“I sold $1 ice cream with my sisters, the wonderful ladies of Phi Mu. We donated our proceeds to Children’s Miracle Network Hospital, but I also enjoyed my time helping out the Kappa Sigmas as their fraternity sweetheart. I did everything from assembly line, to selling our sold out pork rinds and oysters,” Skylar Erickson of Phi Mu said. “Everyone was very happy, and even though the weather started out bad we still had an amazing turnout while helping out our philanthropies.”
Being such a large tourist attraction, it is no exception to the locals. Residents from Ponchatoula and the surrounding area flock to the festival every year.
“Growing up in Hammond, my family would go every year to Strawberry Fest. As a kid, I loved the parade the most while watching from my dad’s shoulders. Now I go with my friends, so it’s a fun way to just hang out and enjoy the food while listening to music.
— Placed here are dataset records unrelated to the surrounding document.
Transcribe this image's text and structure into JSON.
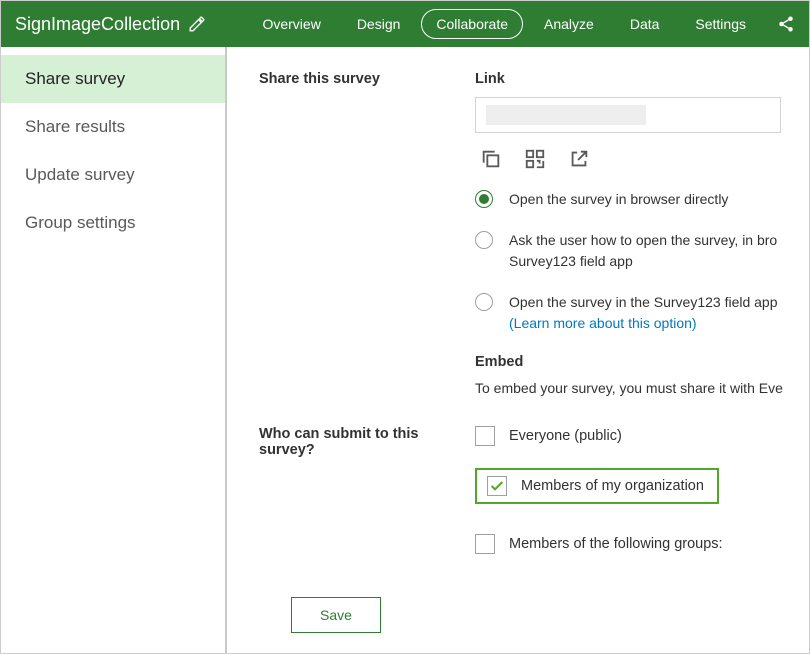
{
  "header": {
    "title": "SignImageCollection",
    "tabs": [
      {
        "label": "Overview",
        "active": false
      },
      {
        "label": "Design",
        "active": false
      },
      {
        "label": "Collaborate",
        "active": true
      },
      {
        "label": "Analyze",
        "active": false
      },
      {
        "label": "Data",
        "active": false
      },
      {
        "label": "Settings",
        "active": false
      }
    ]
  },
  "sidebar": {
    "items": [
      {
        "label": "Share survey",
        "selected": true
      },
      {
        "label": "Share results",
        "selected": false
      },
      {
        "label": "Update survey",
        "selected": false
      },
      {
        "label": "Group settings",
        "selected": false
      }
    ]
  },
  "share": {
    "section_label": "Share this survey",
    "link_label": "Link",
    "radios": {
      "browser": "Open the survey in browser directly",
      "ask_prefix": "Ask the user how to open the survey, in bro",
      "ask_line2": "Survey123 field app",
      "field_app": "Open the survey in the Survey123 field app",
      "learn_more": "(Learn more about this option)"
    },
    "embed_label": "Embed",
    "embed_text": "To embed your survey, you must share it with Eve"
  },
  "submit": {
    "section_label": "Who can submit to this survey?",
    "options": {
      "everyone": "Everyone (public)",
      "org": "Members of my organization",
      "groups": "Members of the following groups:"
    }
  },
  "buttons": {
    "save": "Save"
  }
}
Being in Alpha Omicron Pi, we are not allowed to participate in the festival because of the sale of alcohol, but I went anyways to support my friends in Phi Mu and Kappa Sigma that worked it,” Lainey Thorske, Alpha Omicron Pi member said.
The festival is always held the second weekend of April due to the peak harvest for strawberries being late March through early April. Ponchatoula has become known as the “Strawberry Capital of the World,” making Louisiana choose the strawberry as the state fruit in 2000, according to Strawberry Festival officials.
Brooke Matherne of Phi Mu said, “I worked the ice cream booth with all the other girls in my sorority. We raised almost a $1,000 but were hoping for more. Unfortunately, the weather slowed us down. It was a great opportunity to meet new people from other places, and we even had support from other Phi Mus that are now alum or from different schools.”
Strawberry Festival is one of the largest free festivals in Louisiana in terms of it’s visitors, bringing in thousands of people and millions in revenue